■ Materials provided:
◆ ◆ ◆
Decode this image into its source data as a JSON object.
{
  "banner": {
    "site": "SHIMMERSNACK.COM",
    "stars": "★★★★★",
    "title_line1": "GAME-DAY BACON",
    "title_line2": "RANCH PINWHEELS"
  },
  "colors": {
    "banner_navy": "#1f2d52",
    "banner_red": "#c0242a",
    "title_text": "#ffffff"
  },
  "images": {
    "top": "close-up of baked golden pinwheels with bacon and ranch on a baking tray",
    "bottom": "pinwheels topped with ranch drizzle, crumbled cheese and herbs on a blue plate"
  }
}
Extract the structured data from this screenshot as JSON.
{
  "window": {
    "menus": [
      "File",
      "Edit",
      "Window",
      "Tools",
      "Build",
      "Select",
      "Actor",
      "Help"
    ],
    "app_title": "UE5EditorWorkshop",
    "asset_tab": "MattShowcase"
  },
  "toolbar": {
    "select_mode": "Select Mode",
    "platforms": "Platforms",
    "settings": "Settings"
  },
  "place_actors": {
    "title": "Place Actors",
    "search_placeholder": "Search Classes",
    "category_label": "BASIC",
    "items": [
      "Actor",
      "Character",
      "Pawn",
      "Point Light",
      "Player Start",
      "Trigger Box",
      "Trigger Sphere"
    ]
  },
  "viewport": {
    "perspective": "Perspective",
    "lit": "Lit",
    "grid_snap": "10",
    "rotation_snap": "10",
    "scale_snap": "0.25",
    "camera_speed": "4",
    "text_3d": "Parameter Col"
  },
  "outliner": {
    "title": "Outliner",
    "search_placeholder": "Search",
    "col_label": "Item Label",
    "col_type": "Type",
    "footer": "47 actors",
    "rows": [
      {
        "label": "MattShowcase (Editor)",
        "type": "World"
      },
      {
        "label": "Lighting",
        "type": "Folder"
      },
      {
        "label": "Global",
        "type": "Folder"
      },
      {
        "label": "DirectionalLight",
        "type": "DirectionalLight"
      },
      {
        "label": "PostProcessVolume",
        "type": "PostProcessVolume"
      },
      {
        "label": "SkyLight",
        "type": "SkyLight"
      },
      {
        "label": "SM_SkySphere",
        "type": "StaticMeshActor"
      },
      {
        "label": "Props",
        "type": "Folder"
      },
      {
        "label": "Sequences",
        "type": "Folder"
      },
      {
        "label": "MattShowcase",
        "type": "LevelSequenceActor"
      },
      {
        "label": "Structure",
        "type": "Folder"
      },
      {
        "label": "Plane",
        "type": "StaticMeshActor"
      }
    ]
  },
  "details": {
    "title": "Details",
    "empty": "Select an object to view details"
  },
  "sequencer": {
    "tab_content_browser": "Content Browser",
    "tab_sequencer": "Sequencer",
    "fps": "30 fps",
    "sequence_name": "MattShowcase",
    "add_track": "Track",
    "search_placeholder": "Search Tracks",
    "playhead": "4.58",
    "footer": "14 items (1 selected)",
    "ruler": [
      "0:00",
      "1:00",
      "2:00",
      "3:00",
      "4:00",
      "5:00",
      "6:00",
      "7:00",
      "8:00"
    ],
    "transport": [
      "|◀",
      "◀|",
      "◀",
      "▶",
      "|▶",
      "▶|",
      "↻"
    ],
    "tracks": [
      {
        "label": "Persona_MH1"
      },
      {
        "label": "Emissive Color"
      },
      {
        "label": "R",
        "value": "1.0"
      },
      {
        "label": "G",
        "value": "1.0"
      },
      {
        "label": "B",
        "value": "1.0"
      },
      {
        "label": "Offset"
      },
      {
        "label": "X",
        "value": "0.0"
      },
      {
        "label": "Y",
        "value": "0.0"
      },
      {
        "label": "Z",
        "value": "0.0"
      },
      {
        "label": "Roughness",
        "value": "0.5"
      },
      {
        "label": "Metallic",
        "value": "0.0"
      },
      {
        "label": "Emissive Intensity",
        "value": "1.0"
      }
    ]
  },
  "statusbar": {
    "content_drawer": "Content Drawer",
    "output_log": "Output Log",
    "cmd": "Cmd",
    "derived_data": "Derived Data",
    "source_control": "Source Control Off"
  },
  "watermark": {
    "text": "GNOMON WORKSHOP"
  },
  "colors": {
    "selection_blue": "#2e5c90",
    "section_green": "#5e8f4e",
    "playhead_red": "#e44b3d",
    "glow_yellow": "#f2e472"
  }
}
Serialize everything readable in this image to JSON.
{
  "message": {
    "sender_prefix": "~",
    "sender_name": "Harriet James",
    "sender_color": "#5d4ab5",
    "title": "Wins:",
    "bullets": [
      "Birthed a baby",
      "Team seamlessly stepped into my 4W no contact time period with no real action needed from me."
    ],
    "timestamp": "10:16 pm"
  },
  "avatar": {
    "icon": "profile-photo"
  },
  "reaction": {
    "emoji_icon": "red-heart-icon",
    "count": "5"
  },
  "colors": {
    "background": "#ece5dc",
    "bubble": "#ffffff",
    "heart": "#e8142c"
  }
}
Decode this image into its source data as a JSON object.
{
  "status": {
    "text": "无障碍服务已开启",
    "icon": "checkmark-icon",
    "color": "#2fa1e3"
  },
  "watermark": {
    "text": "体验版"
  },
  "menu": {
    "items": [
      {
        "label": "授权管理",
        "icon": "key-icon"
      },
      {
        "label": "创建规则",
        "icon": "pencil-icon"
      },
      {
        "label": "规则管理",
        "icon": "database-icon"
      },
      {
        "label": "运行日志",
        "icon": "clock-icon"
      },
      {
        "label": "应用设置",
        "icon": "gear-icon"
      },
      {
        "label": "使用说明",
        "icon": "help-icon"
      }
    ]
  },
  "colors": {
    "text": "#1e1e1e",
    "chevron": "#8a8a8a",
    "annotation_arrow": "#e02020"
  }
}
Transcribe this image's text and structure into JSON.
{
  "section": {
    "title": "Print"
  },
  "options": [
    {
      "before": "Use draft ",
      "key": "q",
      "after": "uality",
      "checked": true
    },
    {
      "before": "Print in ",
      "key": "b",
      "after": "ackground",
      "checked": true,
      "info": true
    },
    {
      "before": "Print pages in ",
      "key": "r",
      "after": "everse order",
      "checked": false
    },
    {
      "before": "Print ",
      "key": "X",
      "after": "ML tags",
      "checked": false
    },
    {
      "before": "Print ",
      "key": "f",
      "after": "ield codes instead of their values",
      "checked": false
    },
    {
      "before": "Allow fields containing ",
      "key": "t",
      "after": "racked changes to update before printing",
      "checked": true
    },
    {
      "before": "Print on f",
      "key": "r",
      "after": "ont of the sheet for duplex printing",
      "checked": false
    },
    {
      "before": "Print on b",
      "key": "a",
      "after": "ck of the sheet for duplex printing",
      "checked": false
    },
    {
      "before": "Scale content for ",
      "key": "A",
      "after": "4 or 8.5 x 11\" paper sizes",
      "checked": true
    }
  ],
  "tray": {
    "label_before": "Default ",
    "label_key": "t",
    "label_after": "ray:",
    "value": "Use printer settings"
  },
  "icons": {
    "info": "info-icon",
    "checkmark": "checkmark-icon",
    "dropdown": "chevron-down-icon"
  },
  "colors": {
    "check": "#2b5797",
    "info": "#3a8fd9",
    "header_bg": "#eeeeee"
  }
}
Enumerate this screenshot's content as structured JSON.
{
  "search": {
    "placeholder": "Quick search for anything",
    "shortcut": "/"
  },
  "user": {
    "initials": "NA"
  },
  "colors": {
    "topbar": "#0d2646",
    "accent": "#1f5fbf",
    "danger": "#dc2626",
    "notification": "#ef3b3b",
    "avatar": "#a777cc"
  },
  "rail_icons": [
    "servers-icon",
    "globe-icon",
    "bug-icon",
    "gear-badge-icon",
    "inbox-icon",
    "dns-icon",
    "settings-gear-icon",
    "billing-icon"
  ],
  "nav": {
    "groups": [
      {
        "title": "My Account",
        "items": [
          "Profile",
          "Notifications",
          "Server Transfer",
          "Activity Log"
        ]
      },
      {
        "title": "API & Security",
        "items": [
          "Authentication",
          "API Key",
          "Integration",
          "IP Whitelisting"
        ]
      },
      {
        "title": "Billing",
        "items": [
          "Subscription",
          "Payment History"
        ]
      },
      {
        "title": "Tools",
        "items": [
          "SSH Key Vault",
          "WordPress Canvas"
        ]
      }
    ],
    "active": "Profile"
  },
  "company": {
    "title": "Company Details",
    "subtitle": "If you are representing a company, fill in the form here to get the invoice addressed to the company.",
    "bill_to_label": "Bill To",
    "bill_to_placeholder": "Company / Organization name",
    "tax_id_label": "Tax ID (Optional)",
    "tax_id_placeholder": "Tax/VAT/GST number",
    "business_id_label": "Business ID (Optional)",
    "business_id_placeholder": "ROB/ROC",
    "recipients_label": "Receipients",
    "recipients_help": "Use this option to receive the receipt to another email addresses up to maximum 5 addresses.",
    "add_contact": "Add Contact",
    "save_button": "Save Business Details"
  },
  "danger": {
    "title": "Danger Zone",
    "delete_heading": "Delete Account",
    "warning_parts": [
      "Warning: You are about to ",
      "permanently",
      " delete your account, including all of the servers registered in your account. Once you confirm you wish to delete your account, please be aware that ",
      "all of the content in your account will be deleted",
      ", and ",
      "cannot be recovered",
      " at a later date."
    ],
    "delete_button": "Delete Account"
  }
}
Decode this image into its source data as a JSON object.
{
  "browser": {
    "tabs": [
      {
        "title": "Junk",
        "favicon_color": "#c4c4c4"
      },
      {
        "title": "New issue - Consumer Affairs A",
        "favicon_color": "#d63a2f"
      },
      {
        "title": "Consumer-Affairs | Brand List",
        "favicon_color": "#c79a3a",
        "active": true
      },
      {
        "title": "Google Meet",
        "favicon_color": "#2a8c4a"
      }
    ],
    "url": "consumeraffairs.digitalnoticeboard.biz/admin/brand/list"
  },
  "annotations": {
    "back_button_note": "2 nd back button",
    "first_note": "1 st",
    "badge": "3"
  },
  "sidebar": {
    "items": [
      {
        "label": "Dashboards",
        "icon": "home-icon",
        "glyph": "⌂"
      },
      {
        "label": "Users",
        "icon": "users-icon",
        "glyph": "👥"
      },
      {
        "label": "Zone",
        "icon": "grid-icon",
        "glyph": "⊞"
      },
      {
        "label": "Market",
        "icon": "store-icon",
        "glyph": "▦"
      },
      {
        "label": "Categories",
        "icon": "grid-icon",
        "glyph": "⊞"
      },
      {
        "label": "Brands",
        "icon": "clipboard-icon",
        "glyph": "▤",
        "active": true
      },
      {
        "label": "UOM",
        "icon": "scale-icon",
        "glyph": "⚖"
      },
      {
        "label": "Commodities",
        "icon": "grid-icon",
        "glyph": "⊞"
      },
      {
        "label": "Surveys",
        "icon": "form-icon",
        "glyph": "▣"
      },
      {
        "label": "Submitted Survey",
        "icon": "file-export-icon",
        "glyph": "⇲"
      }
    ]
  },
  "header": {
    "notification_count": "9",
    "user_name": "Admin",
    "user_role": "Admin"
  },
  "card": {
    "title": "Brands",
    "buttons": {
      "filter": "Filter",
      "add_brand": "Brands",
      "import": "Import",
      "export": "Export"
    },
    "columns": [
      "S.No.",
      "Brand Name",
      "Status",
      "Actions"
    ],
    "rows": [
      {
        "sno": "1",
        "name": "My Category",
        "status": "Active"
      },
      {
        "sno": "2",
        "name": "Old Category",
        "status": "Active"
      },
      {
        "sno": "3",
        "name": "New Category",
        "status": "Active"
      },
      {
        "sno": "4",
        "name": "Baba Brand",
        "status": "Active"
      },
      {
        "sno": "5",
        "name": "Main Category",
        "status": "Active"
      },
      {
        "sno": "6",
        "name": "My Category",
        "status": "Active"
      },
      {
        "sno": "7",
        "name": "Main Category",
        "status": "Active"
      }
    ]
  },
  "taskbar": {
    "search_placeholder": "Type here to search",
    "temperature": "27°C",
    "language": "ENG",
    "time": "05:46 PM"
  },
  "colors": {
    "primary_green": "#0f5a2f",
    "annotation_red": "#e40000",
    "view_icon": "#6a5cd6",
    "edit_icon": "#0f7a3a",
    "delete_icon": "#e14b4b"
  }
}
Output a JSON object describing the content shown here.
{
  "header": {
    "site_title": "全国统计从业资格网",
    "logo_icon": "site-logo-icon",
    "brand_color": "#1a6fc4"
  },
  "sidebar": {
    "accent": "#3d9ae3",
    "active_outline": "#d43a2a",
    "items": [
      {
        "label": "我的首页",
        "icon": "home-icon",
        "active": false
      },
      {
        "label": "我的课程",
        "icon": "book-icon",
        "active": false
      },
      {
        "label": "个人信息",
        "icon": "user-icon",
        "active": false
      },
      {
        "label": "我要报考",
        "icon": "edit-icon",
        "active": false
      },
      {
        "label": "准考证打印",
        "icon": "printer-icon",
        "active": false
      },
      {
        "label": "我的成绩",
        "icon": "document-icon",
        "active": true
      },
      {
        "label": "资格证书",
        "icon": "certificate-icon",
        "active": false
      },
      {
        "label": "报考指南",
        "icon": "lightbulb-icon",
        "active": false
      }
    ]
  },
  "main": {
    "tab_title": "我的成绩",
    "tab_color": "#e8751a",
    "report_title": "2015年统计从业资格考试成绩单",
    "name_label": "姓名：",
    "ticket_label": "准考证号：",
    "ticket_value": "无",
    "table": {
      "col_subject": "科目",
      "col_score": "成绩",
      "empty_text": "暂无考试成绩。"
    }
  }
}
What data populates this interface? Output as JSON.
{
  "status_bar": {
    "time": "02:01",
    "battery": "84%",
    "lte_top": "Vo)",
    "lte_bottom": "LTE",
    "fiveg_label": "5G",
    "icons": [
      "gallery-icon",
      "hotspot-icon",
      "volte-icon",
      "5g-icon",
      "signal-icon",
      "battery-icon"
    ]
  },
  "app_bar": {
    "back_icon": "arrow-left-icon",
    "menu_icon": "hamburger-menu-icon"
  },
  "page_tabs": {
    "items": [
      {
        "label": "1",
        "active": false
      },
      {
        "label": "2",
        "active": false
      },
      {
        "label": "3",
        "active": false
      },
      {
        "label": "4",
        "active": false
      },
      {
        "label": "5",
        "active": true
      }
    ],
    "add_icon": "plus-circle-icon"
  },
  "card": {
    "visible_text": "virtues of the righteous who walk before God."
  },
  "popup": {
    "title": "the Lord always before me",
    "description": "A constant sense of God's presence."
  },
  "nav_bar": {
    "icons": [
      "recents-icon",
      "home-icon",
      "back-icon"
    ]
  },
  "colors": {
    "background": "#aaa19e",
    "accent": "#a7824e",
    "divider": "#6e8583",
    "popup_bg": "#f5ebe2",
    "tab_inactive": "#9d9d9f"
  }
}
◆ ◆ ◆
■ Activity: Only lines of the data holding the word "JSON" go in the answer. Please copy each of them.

■ Answer to this task:
Decode this image into its source data as a JSON object.
Extract the structured data from this screenshot as JSON.
Serialize everything readable in this image to JSON.
Decode this image into its source data as a JSON object.
Transcribe this image's text and structure into JSON.
Enumerate this screenshot's content as structured JSON.
Decode this image into its source data as a JSON object.
Output a JSON object describing the content shown here.
What data populates this interface? Output as JSON.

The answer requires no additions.